5. Take the Lead

Let your guest know that the seat with the perfect view of the city is theirs for the taking. A host knows the placement of their napkin signals the start of dinner and that placing the napkin to the left of their setting signals the end. Gesture or use words when guests should begin eating with a “please enjoy” or “bon appétit”. Guests are following your lead…so take it!

4. Put Your Guest at Ease

We all know the story of the queen who after seeing one of her guests mistakenly drink out of the finger bowl, she too picked up her finger bowl to drink. If your guest makes an error, don’t mention it, or at least laugh it off. If their “Merlot” and “quinoa” are pronounced à la Annie Oakley, roll with it and resist correcting them.

Let your guest know what you plan to order and if you have any recommendations (Always choose a restaurant you’re familiar with).

3. Handle the Check in Advance

You would be surprised how many times I’ve taken a male client out, only for it to be assumed he would handle the check. Nip it in the bud by building rapport with your server and making them aware you are the host. A second option is to hand off your card at the beginning of the meal which works well to deter the duel of “who has the check”.

2. Handle Issues Discretely

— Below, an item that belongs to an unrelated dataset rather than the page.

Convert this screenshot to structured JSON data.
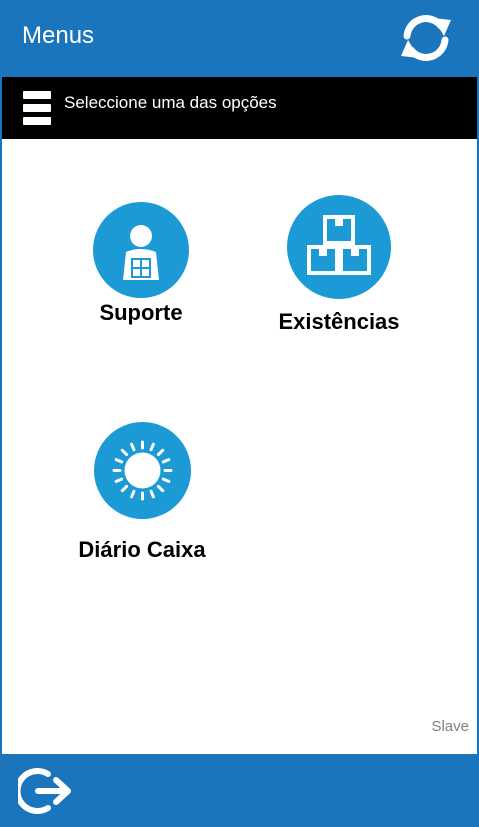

My father is a practical man. If there’s no ketchup on the table, by darn, he’s going to get up and find it himself! But fine dining is not a practical art.

Do your best to disguise your frustrations with the service, the food, or any other part of the experience. Your energy will project onto guests and give them a feeling of unease that may be lasting.

1. Know When to Bring Up Business

Now is the perfect time to bring up business…Join us on March 21 at Ocean Prime for Wine, Dine & Refine! 4-Course Dinner & Wine Pairing | Executive Presence Training